Pull out every line with the word "people" from the entries below.

____ INPUT MATERIAL

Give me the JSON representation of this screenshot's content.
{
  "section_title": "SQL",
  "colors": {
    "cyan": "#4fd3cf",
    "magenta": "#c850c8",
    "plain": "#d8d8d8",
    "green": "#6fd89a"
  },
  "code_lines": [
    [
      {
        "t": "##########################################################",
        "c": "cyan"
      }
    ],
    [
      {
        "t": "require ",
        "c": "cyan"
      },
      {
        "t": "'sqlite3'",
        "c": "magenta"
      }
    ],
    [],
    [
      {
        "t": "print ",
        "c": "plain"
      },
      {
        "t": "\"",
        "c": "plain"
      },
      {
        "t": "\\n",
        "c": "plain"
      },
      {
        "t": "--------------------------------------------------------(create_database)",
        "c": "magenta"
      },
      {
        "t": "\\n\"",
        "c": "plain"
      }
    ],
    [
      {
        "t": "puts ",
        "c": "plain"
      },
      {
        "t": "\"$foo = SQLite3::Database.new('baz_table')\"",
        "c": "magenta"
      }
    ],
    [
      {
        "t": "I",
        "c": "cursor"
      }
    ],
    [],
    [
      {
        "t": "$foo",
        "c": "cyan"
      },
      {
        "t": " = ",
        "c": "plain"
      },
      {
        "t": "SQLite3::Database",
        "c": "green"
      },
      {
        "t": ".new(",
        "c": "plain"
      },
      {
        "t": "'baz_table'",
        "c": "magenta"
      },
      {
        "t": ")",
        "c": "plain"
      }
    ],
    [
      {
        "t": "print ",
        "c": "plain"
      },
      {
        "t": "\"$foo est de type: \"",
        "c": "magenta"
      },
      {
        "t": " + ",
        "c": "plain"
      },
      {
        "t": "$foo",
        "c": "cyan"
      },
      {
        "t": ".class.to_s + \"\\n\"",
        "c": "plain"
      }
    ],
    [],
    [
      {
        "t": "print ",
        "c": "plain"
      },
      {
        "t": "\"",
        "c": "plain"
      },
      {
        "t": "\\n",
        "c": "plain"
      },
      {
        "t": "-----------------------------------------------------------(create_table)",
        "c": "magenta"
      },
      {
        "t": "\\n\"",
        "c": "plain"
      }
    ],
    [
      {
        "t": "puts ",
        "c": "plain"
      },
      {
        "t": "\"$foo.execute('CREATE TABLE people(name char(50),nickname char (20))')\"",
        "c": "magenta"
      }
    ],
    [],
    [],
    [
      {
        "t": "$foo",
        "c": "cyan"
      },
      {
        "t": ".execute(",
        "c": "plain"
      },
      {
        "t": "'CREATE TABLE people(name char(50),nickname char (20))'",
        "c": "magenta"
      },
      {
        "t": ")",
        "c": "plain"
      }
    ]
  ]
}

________

● **RESULT**
        "t": "\"$foo.execute('CREATE TABLE people(name char(50),nickname char (20))')\"",
        "t": "'CREATE TABLE people(name char(50),nickname char (20))'",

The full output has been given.